Jim Root Was Too Depressed to Contribute Much to New Slipknot Album | Revolver

Jim Root Was Too Depressed to Contribute Much to New Slipknot Album

"Guitars were depressing me. Everything was depressing me."
slipknot jim root AZU knotfest 2022, Azu Rodriguez
photograph by Azu Rodriguez

Jim Root has a complicated relationship with Slipknot's new album, THE END, SO FAR. The band's co-guitarist previously said that he wasn't fully satisfied with the way the record came out due to the unconventional recording process that resulted from the band being separated from one another in COVID times. Now, he's revealed that he wasn't able to contribute very many ideas during the album's conception because he was battling a serious bout of depression that drained his artistic hunger. 

In a new interview with Guitar World, Root, who's historically very involved with the songwriting process, credited his bandmates, bassist Alessandro Venturella and percussionist Shawn "Clown" Crahan, for filling his shoes in the writing stages when he was dealing with some severe mental health issues that caused him to re-evaulate his role as a musician. Fortunately, it sounds like he's also made progress in pulling himself out of that dark place, but things weren't looking good during THE END, SO FAR's creation.

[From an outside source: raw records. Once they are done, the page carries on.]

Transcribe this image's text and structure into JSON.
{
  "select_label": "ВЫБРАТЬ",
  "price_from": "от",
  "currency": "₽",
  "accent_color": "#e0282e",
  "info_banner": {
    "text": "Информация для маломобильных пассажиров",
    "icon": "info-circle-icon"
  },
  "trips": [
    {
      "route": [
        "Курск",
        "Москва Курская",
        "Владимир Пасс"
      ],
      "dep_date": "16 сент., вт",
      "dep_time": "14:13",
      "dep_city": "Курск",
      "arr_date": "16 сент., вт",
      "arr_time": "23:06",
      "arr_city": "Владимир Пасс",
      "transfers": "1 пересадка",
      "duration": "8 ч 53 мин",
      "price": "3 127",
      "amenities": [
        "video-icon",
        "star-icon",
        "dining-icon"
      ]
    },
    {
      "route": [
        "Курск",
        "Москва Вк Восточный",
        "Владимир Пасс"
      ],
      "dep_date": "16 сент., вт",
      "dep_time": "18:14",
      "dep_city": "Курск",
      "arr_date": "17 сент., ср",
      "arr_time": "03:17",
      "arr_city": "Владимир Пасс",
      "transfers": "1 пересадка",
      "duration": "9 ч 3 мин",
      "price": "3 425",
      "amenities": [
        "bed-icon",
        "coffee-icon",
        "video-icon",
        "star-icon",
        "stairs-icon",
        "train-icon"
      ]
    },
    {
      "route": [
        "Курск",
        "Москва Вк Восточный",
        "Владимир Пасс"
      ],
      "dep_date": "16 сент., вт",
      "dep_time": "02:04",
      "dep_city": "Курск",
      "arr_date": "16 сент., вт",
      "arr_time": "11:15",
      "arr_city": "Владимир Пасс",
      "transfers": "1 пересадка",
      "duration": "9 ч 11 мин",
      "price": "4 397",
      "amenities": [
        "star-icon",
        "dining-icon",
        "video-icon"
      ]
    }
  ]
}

"Guitars were depressing me. Everything was depressing me," Root said. "It's weird how the wires in your brain will cross up and whereas previously the guitar was an outlet for me to escape stuff, this time when I looked at it, it just reminded me of all the things that I wasn't able to do because of COVID. So, this positive force in my life turned into this negative thing, which would've been absolutely fucking horrifying if I hadn't been able to pull myself out of it.

"Now I pick up a guitar and I'm like, 'What would I do without this?' But back then, I was so far from that place. I was losing any sense of positivity. I had zero purpose at all. And I thought, 'What difference does it make if I'm here or if I'm not here? What good is my existence? I've pretty much accomplished everything in life that I've set out to accomplish. How do I set new goals and why should I bother?' That's what was going through my head and it was scary."

"I tried to do some stuff," he added. "If I had felt a little more confident and positive, I would've said, 'Oh, this is great. I've got all this downtime to sit and write and be creative.' I normally write in my house, but I had a bad leak and there was water damage so I had to try to find someplace different to set up my computer and write.

"It just didn't feel right and gave me anxiety to try to work that way, which made me give up trying. I wasn't in my comfort zone even being by myself. I was trapped in my head and I overthought everything.

"I was thinking about a bad relationship I was dealing with and trying to figure out the problem. 'Am I the problem? Do I need to try harder?' I was questioning everything and coming up with no answers and getting more depressed. I got to the point where I was really struggling to even want to see the next day."